**Task:** The exercise asks you to copy every line below in which "cloud" appears.

**Data to examine:**
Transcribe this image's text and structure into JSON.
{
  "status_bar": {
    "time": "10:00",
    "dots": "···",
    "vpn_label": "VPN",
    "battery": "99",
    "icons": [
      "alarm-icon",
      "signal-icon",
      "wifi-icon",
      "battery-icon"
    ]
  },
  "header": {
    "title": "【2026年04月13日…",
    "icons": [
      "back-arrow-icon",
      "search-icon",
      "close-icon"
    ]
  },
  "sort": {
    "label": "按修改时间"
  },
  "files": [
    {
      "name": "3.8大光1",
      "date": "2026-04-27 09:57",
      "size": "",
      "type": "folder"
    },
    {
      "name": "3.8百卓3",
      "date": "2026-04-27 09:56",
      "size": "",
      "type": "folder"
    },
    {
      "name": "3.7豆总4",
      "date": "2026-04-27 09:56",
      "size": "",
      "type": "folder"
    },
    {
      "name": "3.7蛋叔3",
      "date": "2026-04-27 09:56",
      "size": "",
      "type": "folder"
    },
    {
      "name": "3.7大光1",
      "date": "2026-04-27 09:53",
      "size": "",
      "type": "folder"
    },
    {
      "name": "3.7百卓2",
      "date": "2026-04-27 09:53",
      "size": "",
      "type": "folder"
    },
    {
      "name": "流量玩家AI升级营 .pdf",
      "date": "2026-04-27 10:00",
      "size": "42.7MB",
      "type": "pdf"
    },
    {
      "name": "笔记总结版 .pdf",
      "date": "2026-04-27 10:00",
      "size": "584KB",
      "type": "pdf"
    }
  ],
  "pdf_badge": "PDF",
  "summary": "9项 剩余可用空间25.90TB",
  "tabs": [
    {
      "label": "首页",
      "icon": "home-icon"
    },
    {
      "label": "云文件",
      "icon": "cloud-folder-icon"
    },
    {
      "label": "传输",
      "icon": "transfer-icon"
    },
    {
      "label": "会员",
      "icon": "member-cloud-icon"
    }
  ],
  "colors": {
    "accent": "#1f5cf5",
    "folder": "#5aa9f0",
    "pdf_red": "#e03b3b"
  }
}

**Answer to this task:**
      "icon": "cloud-folder-icon"
      "icon": "member-cloud-icon"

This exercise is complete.